Rosemary (Rosmarinus officinalis)

Rosemary (Rosmarinus officinalis) is an evergreen shrub with needle-like leaves and a woody aroma, and it is one of the most popular aromatic and medicinal plants worldwide. Some studies have shown that rosemary oil may combat certain types of hair loss. It is also known in folk medicine as a pain reliever, and preliminary studies support pain relief benefits. Rosemary oil may also be used to repel insects such as ticks and mosquitoes and reduce cortisol levels in terms of relieving stress.

Sage (Salvia sclarea)

Sage (Salvia sclarea) is a flowering herb that is native to the Mediterranean Basin. The essential oil that’s extracted from the leaves and buds of the plant. Clary sage oil has been purported in some studies to have antibacterial properties and reduce stress. It may also alleviate some of the symptoms of menopause and relieve menstrual cramps.

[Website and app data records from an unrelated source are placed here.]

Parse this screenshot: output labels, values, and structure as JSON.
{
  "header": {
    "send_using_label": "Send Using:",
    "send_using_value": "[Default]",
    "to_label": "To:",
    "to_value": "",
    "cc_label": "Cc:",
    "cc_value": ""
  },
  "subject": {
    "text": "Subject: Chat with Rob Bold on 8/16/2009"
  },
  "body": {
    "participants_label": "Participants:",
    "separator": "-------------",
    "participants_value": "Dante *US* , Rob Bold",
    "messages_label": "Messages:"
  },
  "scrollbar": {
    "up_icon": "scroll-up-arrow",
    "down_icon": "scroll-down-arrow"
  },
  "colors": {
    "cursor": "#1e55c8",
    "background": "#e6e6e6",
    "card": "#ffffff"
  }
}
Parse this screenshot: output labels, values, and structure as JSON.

Sandalwood (Santalum album)

Sandalwood essential oil comes from the wood and roots of Santalum album, or the East Indian sandalwood tree, and it is said to be one of the most valuable trees in the world. Some studies cite that sandalwood oil has anti-inflammatory properties in terms of decreasing inflammation in some skin disorders. It is also said to help with wound healing and promote skin cell growth.

Tea tree (Melaleuca alternifolia)

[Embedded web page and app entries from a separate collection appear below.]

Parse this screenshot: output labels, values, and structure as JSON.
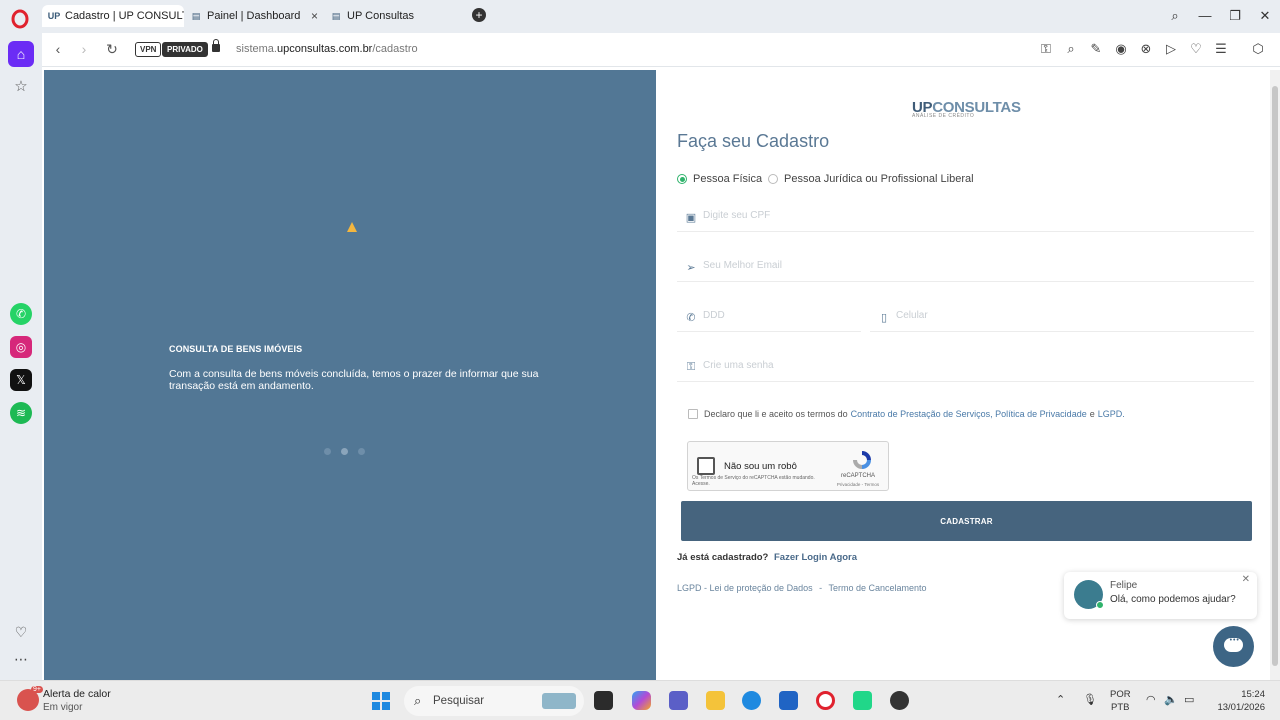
{
  "browser": {
    "tabs": [
      {
        "favicon": "UP",
        "title": "Cadastro | UP CONSULTAS",
        "active": true
      },
      {
        "favicon": "page-icon",
        "title": "Painel | Dashboard Co",
        "active": false
      },
      {
        "favicon": "page-icon",
        "title": "UP Consultas",
        "active": false
      }
    ],
    "vpn_label": "VPN",
    "private_label": "PRIVADO",
    "url_domain_prefix": "sistema.",
    "url_domain": "upconsultas.com.br",
    "url_path": "/cadastro"
  },
  "left_panel": {
    "title": "CONSULTA DE BENS IMÓVEIS",
    "text": "Com a consulta de bens móveis concluída, temos o prazer de informar que sua transação está em andamento.",
    "background": "#527795"
  },
  "form": {
    "brand_up": "UP",
    "brand_rest": "CONSULTAS",
    "brand_sub": "ANÁLISE DE CRÉDITO",
    "title": "Faça seu Cadastro",
    "radio_pf": "Pessoa Física",
    "radio_pj": "Pessoa Jurídica ou Profissional Liberal",
    "cpf_placeholder": "Digite seu CPF",
    "email_placeholder": "Seu Melhor Email",
    "ddd_placeholder": "DDD",
    "phone_placeholder": "Celular",
    "password_placeholder": "Crie uma senha",
    "terms_prefix": "Declaro que li e aceito os termos do",
    "terms_link1": "Contrato de Prestação de Serviços, Política de Privacidade",
    "terms_and": "e",
    "terms_link2": "LGPD.",
    "recaptcha_label": "Não sou um robô",
    "recaptcha_small": "Os Termos de Serviço do reCAPTCHA estão mudando. Acesse.",
    "recaptcha_brand": "reCAPTCHA",
    "recaptcha_privacy": "Privacidade - Termos",
    "submit_label": "CADASTRAR",
    "already_text": "Já está cadastrado?",
    "login_link": "Fazer Login Agora",
    "footer_lgpd": "LGPD - Lei de proteção de Dados",
    "footer_sep": "-",
    "footer_cancel": "Termo de Cancelamento",
    "primary_color": "#46647e"
  },
  "chat": {
    "name": "Felipe",
    "message": "Olá, como podemos ajudar?"
  },
  "taskbar": {
    "weather_title": "Alerta de calor",
    "weather_sub": "Em vigor",
    "weather_badge": "9+",
    "search_placeholder": "Pesquisar",
    "lang_1": "POR",
    "lang_2": "PTB",
    "time": "15:24",
    "date": "13/01/2026"
  }
}
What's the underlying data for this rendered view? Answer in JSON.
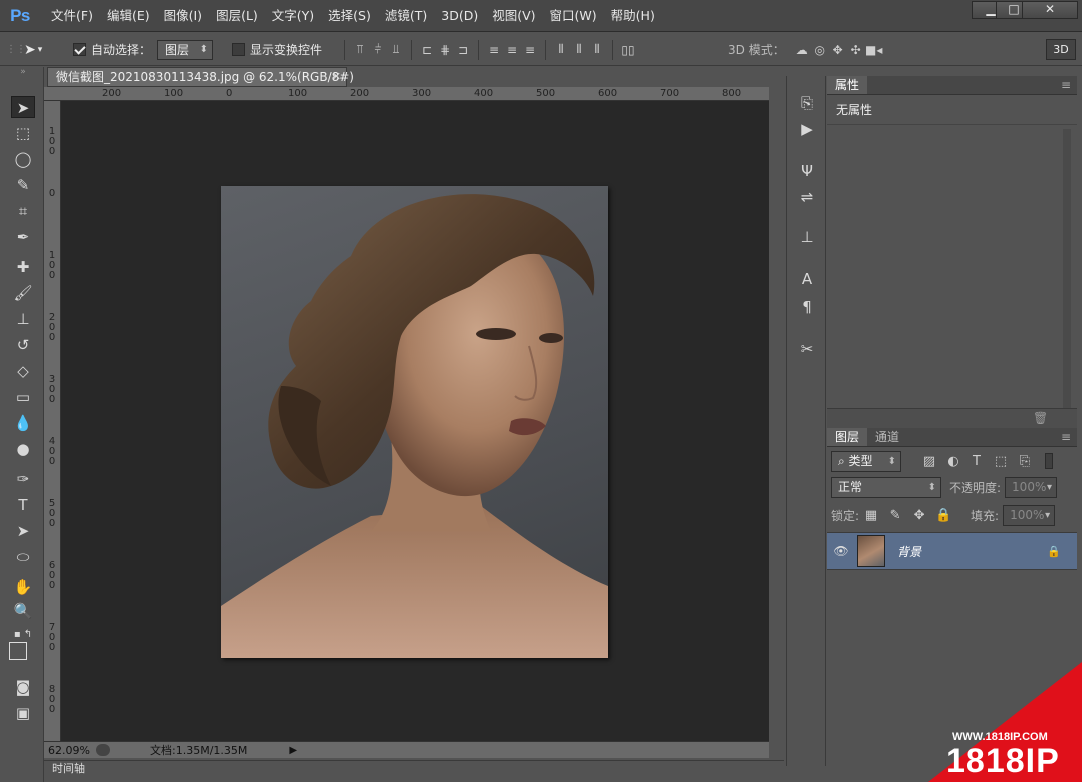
{
  "app": {
    "logo": "Ps"
  },
  "menu": [
    "文件(F)",
    "编辑(E)",
    "图像(I)",
    "图层(L)",
    "文字(Y)",
    "选择(S)",
    "滤镜(T)",
    "3D(D)",
    "视图(V)",
    "窗口(W)",
    "帮助(H)"
  ],
  "window_controls": {
    "minimize": "▁",
    "maximize": "□",
    "close": "✕"
  },
  "options": {
    "auto_select_label": "自动选择：",
    "auto_select_checked": true,
    "auto_select_target": "图层",
    "show_transform_label": "显示变换控件",
    "show_transform_checked": false,
    "mode_3d_label": "3D 模式：",
    "btn_3d": "3D"
  },
  "document": {
    "tab_title": "微信截图_20210830113438.jpg @ 62.1%(RGB/8#)",
    "ruler_h": [
      "200",
      "100",
      "0",
      "100",
      "200",
      "300",
      "400",
      "500",
      "600",
      "700",
      "800"
    ],
    "ruler_v": [
      "1 0 0",
      "0",
      "1 0 0",
      "2 0 0",
      "3 0 0",
      "4 0 0",
      "5 0 0",
      "6 0 0",
      "7 0 0",
      "8 0 0"
    ],
    "zoom": "62.09%",
    "doc_size": "文档:1.35M/1.35M",
    "timeline": "时间轴"
  },
  "properties": {
    "tab": "属性",
    "empty_text": "无属性"
  },
  "layers": {
    "tab_layers": "图层",
    "tab_channels": "通道",
    "filter_kind": "类型",
    "blend_mode": "正常",
    "opacity_label": "不透明度:",
    "opacity_value": "100%",
    "lock_label": "锁定:",
    "fill_label": "填充:",
    "fill_value": "100%",
    "items": [
      {
        "name": "背景",
        "visible": true,
        "locked": true
      }
    ]
  },
  "watermark": {
    "url": "WWW.1818IP.COM",
    "brand": "1818IP",
    "color": "#e0101a"
  }
}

Tea tree oil comes from the leaves of Melaleuca alternifolia, a small tree native to Queensland and New South Wales. It has been used as a traditional medicine by Aboriginal people for centuries. Tea tree oil can have a range of health benefits, according to some studies. They include speeding up the wound healing process, alleviating the symptoms of nail fungal infections and some skin conditions, reducing the severity of dandruff, and helping combat skin inflammation related to insect bites.

Ylang ylang (Cananga odorata)

Ylang Ylang Essential Oil

Ylang ylang is a yellow, star-shaped flower that grows on the Cananga tree (Cananga odorata). This tropical species is native to countries surrounding the Indian Ocean, such as India, the Philippines, Malaysia, Indonesia, and parts of Australia. Some studies have cited that ylang ylang oil has some proven health benefits, including reducing anxiety, boosting mood, lowering blood pressure, stimulating oil production in the skin and on the scalp, and having antibacterial, anti-fungal, and anti-inflammatory properties.